Given the weakness in investment banking, hedge funds, and financial services in general, how do you react to applicants who say they want an MBA to enter IB, PE or a related field that has been devastated by the economic downturn? Is the reaction "What planet have you been on?" Or, are you willing to consider those applicants because you feel the market for these skills will come back in a couple of years? Would you like to know that IB et.al. is the primary goal? Would you like to see a Plan B? Is your reaction different if the applicant is coming from IB or a related field as opposed to someone seeking the MBA to change careers?
The response from Peter Johnson, Director of MBA Admissions at UC Berkeley's Haas School of Business:
Thanks for writing and for your question, which I'm sure is on the mind of a number of candidates.
Despite the current challenges in the financial services industry, there are still great opportunities as well, and I do expect the industry to recover over the next two years. It won't be the same, however--Wall Street will reinvent itself, and I think it's hard to guess how the investment banking industry will emerge from the current crisis. Suffice it to say, there will be great opportunities for the right people.
As with all candidates, we are always looking at the underlying motivations for career direction. If an applicant wants to switch careers, do they really seem to understand what their target industry is all about? Has their past work experience given them the opportunity to begin developing the necessary skills? Do they understand that challenges they will face in pursuing the career they seek?

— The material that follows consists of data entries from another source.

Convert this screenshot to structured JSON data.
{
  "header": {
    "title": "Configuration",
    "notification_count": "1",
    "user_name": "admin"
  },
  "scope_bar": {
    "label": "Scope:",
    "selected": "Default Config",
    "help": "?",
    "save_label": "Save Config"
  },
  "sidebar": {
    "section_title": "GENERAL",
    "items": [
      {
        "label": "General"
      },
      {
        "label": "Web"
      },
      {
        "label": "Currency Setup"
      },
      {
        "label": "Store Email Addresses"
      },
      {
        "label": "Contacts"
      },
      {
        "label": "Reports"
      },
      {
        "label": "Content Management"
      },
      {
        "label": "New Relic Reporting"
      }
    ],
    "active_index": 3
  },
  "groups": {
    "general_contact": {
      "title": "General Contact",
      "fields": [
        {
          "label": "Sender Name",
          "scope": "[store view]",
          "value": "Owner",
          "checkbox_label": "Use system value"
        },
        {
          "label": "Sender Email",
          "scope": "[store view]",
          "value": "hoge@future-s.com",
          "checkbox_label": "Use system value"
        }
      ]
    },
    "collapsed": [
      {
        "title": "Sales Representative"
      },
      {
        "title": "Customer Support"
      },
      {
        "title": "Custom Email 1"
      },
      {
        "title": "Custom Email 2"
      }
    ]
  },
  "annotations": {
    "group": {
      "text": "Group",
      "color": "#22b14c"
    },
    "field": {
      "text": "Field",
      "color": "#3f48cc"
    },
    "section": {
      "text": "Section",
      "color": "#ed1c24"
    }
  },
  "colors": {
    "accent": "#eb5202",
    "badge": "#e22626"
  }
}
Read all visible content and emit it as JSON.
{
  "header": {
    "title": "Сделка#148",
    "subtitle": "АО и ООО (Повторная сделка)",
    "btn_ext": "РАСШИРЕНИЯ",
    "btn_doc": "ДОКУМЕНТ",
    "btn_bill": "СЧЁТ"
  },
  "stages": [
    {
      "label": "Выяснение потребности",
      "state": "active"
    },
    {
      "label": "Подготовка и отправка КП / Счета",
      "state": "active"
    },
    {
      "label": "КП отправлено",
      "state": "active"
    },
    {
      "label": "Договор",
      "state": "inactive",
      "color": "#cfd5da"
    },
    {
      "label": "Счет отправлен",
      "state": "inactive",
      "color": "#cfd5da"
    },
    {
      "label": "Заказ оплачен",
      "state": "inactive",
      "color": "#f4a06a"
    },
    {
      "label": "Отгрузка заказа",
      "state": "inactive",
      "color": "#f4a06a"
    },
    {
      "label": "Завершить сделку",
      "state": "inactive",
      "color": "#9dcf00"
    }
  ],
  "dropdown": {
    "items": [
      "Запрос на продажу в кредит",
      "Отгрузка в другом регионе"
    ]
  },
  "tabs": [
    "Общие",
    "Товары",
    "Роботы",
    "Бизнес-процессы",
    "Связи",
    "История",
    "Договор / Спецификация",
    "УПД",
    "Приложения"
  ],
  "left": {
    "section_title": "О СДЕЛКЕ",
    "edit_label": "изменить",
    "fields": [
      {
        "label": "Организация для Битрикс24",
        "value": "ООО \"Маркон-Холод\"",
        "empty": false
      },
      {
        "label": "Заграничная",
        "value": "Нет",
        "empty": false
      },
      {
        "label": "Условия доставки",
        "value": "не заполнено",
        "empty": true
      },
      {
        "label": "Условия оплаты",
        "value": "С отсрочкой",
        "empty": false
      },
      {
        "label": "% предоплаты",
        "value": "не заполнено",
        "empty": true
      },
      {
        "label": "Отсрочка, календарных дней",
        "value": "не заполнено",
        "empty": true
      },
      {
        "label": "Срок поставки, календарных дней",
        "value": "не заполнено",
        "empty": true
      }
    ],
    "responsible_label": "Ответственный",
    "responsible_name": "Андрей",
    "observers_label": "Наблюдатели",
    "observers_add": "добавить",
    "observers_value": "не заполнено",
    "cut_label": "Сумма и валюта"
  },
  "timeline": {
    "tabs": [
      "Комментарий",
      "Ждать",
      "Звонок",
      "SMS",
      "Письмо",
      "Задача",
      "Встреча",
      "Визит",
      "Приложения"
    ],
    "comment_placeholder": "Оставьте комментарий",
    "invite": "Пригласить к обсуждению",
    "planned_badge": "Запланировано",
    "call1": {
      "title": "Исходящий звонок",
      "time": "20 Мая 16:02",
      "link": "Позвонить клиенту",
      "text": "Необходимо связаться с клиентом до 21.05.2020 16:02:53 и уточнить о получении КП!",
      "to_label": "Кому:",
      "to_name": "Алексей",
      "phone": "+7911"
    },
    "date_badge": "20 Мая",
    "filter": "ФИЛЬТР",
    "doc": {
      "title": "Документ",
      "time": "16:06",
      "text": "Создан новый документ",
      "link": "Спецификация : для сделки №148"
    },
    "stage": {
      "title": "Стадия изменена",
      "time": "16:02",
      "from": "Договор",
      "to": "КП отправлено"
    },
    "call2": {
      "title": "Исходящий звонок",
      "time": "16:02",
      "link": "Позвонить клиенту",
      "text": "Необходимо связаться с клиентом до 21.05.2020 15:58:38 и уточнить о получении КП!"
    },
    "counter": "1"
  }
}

If a candidate can demonstrate a legitimate interest in a financial services career and can demonstrate that they understand the challenges they will face and how we might help them to prepare, they'll be just as attractive this year as they were in the past--in fact, perhaps more attractive, since we know they are not pursuing a career only because they think it's a guaranteed route to a lucrative career, but instead based on professional challenge, satisfaction and financial reward.